In 2019, the Codex Committee on Food Hygiene presented a final draft update which resulted in a 2020 Revision of CODEX HACCP. The HACCP methodology is now a chapter in it’s own right (not just an annex) along with GHP (Good Handling Practices). Martin Stone and Rachel Harris of HACCP Australia take a look at these changes.
Firstly some definitions of interest;
- Disposing and disposal are now; disposition,
- loss of control is now; deviation
- validation is now; validation of control measures
- Food Business Operator (FBO): the entity responsible for operating a business at any step in the food chain.
Some noteworthy changes have been made to the principles of HACCP and can be summarised as follows;
- Principle 1 was ‘Conduct a hazard analysis’ and is now: ‘Conduct a HA and identify control measures’.
In regard to the Hazard Analysis, unintended use of the product must also be considered at this step. Examples of unintended use include using frozen corn as a Ready-to-Eat ingredient in a salad, using a soup mix as an ingredient in a dip without a heating step or having a frozen cookie dough consumed as an unbaked item.
A new CCP Decision Tree is to be re-published sometime this year. Where a control measure at a step in the process is used in combination with a control measure at another step in the process, both steps are considered CCPs.
- Principle 6 was ‘Verify procedures of the HACCP system are effective’ is now: ‘Validate the HACCP Plan and then establish procedures for verification to confirm that the HACCP system is working as intended’
This is a requirement for the FBO to be able to demonstrate that the HACCP Plan can be implemented effectively in the factory environment. During the initial implementation of the HACCP system and after verification procedures have been established, evidence should be obtained to demonstrate that control can consistently be achieved under production conditions.
Some additional significant changes within the 2020 Codex HACCP revision include;
- The inclusion of Food safety culture: human behaviour and its influence on producing safe food with requirements to
- establish and maintain a positive food safety culture,
- ensure management and personnel commitment,
- provide leadership,
- ensure food hygiene awareness by all,
- have strong communication with respect to deviations and expectations and
- confirm the provision of sufficient resources to ensure food is produced and handled safely.

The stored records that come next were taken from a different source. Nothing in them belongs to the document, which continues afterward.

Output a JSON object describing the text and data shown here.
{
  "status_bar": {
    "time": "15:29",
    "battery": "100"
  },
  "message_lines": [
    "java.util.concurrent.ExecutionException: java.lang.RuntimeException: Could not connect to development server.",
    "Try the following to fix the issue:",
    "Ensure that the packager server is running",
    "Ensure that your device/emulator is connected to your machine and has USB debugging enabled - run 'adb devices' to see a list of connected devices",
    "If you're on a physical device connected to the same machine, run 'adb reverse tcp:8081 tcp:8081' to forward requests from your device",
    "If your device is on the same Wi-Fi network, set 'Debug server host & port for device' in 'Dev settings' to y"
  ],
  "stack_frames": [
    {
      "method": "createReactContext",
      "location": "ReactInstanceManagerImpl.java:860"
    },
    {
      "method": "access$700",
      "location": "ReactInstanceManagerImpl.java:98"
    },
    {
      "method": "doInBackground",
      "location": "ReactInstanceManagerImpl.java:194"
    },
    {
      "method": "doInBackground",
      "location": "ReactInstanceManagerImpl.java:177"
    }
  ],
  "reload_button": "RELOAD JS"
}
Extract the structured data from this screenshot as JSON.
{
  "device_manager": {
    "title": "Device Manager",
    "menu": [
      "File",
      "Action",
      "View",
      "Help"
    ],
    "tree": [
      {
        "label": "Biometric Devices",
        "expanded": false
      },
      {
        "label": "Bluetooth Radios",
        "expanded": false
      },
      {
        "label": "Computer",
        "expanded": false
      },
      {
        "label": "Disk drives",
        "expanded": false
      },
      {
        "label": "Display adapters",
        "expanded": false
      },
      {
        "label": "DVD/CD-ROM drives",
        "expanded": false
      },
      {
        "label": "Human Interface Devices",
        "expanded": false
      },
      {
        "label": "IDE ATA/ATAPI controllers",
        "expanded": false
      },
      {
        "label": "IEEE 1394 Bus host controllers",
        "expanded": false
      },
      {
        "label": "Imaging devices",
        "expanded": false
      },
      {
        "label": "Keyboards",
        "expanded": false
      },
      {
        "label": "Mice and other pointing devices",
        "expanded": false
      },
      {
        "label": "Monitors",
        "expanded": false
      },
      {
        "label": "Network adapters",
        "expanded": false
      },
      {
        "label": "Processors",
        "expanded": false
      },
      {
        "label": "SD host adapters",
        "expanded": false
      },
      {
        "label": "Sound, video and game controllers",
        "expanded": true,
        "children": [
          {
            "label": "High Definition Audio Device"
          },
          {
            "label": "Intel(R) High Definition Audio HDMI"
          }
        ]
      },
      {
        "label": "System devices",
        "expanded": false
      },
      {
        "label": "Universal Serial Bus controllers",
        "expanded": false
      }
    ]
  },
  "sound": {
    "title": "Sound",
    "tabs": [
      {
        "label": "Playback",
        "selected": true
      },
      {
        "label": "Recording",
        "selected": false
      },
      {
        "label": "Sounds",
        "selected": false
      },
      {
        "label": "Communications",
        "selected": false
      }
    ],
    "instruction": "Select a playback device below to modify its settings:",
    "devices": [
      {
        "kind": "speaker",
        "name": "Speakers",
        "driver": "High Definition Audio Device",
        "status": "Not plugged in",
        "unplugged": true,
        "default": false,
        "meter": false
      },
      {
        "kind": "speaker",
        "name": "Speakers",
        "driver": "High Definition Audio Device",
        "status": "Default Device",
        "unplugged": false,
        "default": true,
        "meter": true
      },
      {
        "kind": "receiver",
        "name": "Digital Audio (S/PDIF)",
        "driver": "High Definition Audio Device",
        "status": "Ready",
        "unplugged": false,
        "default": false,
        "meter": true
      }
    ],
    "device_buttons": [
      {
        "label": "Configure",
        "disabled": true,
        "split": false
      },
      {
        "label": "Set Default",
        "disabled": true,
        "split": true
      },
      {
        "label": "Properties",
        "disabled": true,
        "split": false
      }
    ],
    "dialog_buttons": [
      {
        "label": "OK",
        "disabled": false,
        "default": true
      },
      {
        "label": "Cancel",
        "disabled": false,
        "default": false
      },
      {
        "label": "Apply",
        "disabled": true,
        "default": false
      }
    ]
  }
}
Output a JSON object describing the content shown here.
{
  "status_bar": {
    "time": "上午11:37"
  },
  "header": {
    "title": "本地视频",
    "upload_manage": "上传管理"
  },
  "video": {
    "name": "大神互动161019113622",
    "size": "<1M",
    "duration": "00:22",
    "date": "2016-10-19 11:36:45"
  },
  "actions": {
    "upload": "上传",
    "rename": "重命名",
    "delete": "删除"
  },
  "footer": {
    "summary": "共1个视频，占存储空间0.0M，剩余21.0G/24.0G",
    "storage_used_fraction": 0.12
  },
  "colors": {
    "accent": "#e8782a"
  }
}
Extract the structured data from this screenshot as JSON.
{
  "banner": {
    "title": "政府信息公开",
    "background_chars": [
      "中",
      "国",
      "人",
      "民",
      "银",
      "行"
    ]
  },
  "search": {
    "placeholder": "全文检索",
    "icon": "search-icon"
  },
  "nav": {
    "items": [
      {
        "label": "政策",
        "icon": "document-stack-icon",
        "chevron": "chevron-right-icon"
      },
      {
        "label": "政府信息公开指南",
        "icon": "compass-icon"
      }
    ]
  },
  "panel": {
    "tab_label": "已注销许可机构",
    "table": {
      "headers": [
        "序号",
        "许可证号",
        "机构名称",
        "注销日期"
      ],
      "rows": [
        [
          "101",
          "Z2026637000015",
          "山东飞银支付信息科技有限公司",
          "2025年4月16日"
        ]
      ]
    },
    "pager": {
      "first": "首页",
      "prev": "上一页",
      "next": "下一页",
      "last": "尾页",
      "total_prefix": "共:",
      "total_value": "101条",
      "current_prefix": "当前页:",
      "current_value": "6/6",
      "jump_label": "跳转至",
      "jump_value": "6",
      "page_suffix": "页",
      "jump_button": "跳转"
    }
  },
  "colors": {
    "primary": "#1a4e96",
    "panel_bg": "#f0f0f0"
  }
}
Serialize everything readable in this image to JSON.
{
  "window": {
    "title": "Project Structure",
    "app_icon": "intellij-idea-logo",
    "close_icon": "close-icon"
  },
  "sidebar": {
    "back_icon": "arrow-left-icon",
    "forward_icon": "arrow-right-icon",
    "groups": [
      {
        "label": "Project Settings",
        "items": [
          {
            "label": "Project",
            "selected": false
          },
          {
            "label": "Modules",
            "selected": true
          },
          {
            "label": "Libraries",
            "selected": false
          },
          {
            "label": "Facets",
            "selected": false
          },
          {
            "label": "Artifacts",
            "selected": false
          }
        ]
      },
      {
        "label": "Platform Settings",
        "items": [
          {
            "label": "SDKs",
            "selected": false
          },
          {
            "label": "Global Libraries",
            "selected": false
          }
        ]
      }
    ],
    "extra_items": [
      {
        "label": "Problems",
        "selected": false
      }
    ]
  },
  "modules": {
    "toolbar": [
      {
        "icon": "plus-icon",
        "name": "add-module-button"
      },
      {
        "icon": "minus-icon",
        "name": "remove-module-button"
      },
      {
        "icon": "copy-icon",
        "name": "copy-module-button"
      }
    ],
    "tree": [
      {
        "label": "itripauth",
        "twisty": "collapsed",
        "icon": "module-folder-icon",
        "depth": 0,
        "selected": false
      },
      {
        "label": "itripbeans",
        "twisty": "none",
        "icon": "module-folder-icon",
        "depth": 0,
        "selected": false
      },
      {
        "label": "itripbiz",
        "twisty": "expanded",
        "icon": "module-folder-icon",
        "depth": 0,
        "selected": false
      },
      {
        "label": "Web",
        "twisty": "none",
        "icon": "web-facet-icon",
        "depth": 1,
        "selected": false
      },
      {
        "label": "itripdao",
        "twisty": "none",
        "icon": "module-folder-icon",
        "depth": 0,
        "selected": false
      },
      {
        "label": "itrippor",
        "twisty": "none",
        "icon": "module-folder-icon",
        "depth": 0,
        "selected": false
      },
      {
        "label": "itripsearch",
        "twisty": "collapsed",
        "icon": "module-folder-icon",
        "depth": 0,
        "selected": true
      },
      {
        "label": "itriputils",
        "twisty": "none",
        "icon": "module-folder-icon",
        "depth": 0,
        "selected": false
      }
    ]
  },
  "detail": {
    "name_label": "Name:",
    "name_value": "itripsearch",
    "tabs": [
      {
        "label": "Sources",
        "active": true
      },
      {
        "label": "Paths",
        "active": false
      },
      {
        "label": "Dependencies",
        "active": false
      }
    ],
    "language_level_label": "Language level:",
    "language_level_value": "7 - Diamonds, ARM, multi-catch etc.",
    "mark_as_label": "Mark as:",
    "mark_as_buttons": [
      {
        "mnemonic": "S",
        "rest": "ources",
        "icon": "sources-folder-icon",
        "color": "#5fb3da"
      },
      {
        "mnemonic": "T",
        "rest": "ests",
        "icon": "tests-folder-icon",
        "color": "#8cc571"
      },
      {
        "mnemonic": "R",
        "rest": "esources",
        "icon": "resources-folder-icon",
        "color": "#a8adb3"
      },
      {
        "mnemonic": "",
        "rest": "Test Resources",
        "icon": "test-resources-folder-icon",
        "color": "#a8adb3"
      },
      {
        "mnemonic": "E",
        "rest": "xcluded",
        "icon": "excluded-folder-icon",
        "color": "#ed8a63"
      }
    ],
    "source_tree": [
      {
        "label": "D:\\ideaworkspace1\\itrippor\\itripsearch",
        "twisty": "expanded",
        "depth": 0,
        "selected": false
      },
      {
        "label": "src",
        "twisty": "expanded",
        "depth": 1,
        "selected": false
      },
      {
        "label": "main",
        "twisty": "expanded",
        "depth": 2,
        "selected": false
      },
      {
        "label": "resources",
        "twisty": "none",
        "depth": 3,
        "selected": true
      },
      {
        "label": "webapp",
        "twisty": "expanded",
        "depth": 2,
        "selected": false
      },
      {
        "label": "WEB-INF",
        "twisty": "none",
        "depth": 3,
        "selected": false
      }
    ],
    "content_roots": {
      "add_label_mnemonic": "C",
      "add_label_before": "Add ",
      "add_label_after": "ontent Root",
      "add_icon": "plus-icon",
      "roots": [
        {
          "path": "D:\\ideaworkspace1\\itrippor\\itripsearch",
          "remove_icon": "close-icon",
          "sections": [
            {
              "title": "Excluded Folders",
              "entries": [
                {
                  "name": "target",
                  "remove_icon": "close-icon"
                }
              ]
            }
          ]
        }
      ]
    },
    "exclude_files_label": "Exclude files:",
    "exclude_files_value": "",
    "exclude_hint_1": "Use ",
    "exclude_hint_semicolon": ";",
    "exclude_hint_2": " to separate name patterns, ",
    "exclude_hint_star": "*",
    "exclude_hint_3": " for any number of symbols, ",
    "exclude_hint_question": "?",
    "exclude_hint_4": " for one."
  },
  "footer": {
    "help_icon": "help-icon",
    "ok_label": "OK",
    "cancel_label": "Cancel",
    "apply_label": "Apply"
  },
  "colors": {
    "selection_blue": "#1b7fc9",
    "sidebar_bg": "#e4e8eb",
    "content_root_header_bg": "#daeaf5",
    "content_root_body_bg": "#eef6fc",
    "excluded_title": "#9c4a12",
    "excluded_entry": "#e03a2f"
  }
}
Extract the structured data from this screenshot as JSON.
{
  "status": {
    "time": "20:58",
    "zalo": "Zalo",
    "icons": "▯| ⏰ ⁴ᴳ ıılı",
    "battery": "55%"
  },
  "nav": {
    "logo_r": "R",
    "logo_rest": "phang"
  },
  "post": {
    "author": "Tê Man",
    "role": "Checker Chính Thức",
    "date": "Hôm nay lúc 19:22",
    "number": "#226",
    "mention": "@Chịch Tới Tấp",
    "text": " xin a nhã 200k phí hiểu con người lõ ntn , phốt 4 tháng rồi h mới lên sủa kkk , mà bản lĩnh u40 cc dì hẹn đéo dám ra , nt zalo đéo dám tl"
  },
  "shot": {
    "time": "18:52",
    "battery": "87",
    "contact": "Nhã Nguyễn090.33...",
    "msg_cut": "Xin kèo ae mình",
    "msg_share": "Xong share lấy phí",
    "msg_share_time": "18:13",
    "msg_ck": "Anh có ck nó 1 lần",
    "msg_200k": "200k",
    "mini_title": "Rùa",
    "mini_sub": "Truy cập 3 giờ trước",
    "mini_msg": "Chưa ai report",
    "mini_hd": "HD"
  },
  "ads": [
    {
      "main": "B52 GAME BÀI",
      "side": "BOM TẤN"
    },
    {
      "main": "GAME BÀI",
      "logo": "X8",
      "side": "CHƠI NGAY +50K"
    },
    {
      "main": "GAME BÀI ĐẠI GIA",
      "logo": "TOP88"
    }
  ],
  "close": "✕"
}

FBOs should be prepared for audit evaluation in order to establish compliant food safety culture. Elements which may be assessed under audit include the presentation of site, observations of staff behaviours, discussions with staff, assessments of problems impacting staff, solutions available to overcome these problems and minutes from meetings where FSC has been discussed.
- More focus on competency training of food handlers with a strengthening of requirements. Staff must understand the nature of hazards associated with the food, process and storage conditions, use and maintenance of instruments and equipment and all staff must be aware of food hygiene and personal hygiene.
- Manufacturers need to ensure consumers have clear and easily understood information to identify the presence of allergens in the product. In regard to allergen management, Codex Alimentarius has published; A Code of Practice on Food Allergen Management for FBOs CXC 80-2020 which can be sourced from their online publications. It is generally felt that indicated allergen hazards will typically be managed by Pre-Requisite Programmes and not CCPs.
- Some key aspects of GHPs could be considered as control measures applied at CCPs in the HACCP system.
- The 2020 revision only refers to unintentional contamination, there is no integration with food fraud/defence.
Any FSP that references Codex will need to be updated to comply with the 2020 revision. No timeline for this but it is indicated that FSPs referencing the old version will be non-compliant.
Please contact a Project Manager at HACCP International for more information on the 2020 revision and how it might affect your business compliance status and certification.
This update was compiled by Martin Stone and Rachel Harris of HACCP International.